Dr. Tuo Wang of the Department of Chemistry, Louisiana State University, is a co-winner of the 2021 Anatole Abragam Prize. Dr. Wang was awarded the prize for pioneering applications of solid state NMR and dynamic nuclear polarization in studies of the chemical composition, dynamics, and three-dimensional structures of plant cell walls and related biological materials.
Dr. Alexander Forse of the Department of Chemistry, University of Cambridge, is a co-winner of the 2021 Anatole Abragam Prize. Dr. Forse was awarded the prize for pioneering applications of NMR spectroscopy to the characterization of new materials for electrochemical energy storage and carbon dioxide capture, motivated by the goal of mitigating adverse climate change.
The winner of the 2019 Anatole Abragam Prize is Dr. Michal Leskes from the Weizmann Institute of Science, Israel. She was awarded the prize for her pioneering development of dynamic nuclear polarization with endogenous paramagnetic centers, which is a breakthrough in applications of NMR in Materials Science, particularly for energy storage materials.
The winner of the 2017 Anatole Abragam prize is Dr. Loren Andreas from Max Plank Institute for Biophysical Chemistry, Göttingen, Germany. He was awarded the prize for pioneering contributions to the structure determination of large proteins in the solid state using 1H-detected MAS techniques.
The winner of the 2017 Anatole Abragam prize is Dr. Björn Burmann from Department of Chemistry and Molecular Biology, University of Gothenburg, Sweden. He was awarded the prize for pioneering contributions to the determination of structure and dynamics of chaperone-client complexes at atomic resolution by solution NMR.

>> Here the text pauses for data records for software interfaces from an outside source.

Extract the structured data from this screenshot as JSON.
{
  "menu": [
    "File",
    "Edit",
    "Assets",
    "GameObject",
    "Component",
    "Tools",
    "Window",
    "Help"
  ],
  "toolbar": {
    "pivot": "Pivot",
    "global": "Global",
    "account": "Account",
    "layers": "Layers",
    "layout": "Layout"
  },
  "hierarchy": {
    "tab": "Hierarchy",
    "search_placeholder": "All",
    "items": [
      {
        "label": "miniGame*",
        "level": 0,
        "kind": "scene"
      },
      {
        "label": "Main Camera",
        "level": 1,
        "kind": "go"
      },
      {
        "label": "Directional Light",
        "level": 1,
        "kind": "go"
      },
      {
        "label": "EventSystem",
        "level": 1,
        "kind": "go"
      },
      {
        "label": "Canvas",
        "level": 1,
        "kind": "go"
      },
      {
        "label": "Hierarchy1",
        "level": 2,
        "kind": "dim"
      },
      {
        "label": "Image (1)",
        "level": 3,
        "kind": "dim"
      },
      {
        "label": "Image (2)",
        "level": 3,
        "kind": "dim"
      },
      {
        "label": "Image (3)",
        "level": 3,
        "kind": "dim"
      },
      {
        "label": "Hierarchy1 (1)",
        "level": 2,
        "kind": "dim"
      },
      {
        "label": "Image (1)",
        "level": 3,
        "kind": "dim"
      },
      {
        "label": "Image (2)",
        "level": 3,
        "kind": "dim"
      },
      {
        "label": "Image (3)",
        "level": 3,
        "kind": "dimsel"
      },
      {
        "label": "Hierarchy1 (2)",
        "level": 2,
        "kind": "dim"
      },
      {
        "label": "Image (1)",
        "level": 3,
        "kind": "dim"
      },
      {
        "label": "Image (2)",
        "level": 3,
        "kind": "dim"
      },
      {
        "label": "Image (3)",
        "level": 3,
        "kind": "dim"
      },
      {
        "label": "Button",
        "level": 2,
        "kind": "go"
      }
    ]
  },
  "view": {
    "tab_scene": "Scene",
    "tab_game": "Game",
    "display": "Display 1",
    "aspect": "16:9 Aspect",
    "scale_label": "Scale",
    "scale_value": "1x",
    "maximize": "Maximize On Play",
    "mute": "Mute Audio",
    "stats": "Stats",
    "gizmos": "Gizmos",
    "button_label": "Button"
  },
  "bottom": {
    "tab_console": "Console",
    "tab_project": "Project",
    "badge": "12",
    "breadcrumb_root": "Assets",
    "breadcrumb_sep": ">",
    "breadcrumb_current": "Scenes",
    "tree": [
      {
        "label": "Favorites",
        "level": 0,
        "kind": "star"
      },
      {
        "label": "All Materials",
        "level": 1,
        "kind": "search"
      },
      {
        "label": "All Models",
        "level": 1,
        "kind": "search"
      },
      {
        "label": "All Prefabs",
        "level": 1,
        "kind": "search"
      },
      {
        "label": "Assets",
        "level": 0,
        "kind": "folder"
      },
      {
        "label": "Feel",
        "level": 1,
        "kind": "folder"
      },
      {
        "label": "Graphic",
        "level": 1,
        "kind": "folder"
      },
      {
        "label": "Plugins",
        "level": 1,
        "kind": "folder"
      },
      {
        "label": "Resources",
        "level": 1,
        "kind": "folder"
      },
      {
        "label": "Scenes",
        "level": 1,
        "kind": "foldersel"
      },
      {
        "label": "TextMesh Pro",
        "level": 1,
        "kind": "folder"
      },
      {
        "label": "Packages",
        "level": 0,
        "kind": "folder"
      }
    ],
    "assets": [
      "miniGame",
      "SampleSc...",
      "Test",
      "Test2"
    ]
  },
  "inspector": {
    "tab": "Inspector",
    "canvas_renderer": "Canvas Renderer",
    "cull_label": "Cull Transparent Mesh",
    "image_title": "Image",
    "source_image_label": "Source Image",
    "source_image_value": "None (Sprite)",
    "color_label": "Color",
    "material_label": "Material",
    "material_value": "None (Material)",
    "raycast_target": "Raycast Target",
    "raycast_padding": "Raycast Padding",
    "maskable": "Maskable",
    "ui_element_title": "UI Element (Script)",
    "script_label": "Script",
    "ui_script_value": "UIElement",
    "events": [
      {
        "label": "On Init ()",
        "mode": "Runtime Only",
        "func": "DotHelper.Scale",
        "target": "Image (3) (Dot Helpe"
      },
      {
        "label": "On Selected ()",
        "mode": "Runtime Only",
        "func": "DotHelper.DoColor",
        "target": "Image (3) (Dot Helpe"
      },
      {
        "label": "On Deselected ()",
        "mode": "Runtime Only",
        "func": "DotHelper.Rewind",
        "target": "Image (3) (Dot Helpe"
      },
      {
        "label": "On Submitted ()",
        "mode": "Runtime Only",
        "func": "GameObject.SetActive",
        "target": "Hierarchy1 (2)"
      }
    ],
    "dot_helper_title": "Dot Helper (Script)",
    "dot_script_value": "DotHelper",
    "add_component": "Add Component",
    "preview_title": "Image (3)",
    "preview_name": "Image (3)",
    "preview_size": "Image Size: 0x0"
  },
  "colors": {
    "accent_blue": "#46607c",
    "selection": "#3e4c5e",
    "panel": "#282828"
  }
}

The winner of the 2015 Anatole Abragam prize is Dr. Józef Lewandowski. He was awarded the prize for his outstanding accomplishments to date and his promise in the development of solid-state NMR methodology and its application to the study of biomolecular structure and dynamics.
The winner of the 2013 Anatole Abragam prize is Dr. Vikram S. Bajaj. He was awarded the prize for his contributions to the development of novel methodology in magnetic resonance, including remote detection of microfluidic flow, optical detection with atomic magnetometers, MRI of optically encoded templates, studies of NV centers in diamond, and new implementations of the xenon biosensor.